*Exercise description*.
Could you write out the records exactly as they are given?
.....
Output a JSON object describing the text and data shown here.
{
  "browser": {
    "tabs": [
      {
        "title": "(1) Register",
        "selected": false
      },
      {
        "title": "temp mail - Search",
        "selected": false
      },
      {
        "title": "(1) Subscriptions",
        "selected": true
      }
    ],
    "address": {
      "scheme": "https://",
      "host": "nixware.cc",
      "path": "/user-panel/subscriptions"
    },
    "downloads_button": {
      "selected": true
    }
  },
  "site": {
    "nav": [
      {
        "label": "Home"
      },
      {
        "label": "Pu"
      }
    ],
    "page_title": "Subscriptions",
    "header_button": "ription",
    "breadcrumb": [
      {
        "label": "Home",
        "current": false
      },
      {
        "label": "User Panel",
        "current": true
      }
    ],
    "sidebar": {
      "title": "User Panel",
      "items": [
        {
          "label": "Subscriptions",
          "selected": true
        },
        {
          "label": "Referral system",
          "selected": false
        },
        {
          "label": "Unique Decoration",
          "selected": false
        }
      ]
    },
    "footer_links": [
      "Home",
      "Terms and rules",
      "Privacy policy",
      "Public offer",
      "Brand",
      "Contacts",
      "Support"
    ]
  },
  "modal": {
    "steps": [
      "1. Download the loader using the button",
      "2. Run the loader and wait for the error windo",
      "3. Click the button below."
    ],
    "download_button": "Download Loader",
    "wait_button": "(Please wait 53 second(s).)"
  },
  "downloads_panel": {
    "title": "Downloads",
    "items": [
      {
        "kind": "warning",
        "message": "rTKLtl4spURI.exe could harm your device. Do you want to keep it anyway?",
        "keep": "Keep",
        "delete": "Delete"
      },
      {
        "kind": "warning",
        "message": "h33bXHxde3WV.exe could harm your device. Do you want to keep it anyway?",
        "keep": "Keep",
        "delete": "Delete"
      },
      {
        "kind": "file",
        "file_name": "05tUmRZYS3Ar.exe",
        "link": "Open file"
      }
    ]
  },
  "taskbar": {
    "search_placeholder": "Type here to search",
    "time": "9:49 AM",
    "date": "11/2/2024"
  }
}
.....
*Answer to this problem*.
Output a JSON object describing the text and data shown here.
{
  "browser": {
    "tabs": [
      {
        "title": "(1) Register",
        "selected": false
      },
      {
        "title": "temp mail - Search",
        "selected": false
      },
      {
        "title": "(1) Subscriptions",
        "selected": true
      }
    ],
    "address": {
      "scheme": "https://",
      "host": "nixware.cc",
      "path": "/user-panel/subscriptions"
    },
    "downloads_button": {
      "selected": true
    }
  },
  "site": {
    "nav": [
      {
        "label": "Home"
      },
      {
        "label": "Pu"
      }
    ],
    "page_title": "Subscriptions",
    "header_button": "ription",
    "breadcrumb": [
      {
        "label": "Home",
        "current": false
      },
      {
        "label": "User Panel",
        "current": true
      }
    ],
    "sidebar": {
      "title": "User Panel",
      "items": [
        {
          "label": "Subscriptions",
          "selected": true
        },
        {
          "label": "Referral system",
          "selected": false
        },
        {
          "label": "Unique Decoration",
          "selected": false
        }
      ]
    },
    "footer_links": [
      "Home",
      "Terms and rules",
      "Privacy policy",
      "Public offer",
      "Brand",
      "Contacts",
      "Support"
    ]
  },
  "modal": {
    "steps": [
      "1. Download the loader using the button",
      "2. Run the loader and wait for the error windo",
      "3. Click the button below."
    ],
    "download_button": "Download Loader",
    "wait_button": "(Please wait 53 second(s).)"
  },
  "downloads_panel": {
    "title": "Downloads",
    "items": [
      {
        "kind": "warning",
        "message": "rTKLtl4spURI.exe could harm your device. Do you want to keep it anyway?",
        "keep": "Keep",
        "delete": "Delete"
      },
      {
        "kind": "warning",
        "message": "h33bXHxde3WV.exe could harm your device. Do you want to keep it anyway?",
        "keep": "Keep",
        "delete": "Delete"
      },
      {
        "kind": "file",
        "file_name": "05tUmRZYS3Ar.exe",
        "link": "Open file"
      }
    ]
  },
  "taskbar": {
    "search_placeholder": "Type here to search",
    "time": "9:49 AM",
    "date": "11/2/2024"
  }
}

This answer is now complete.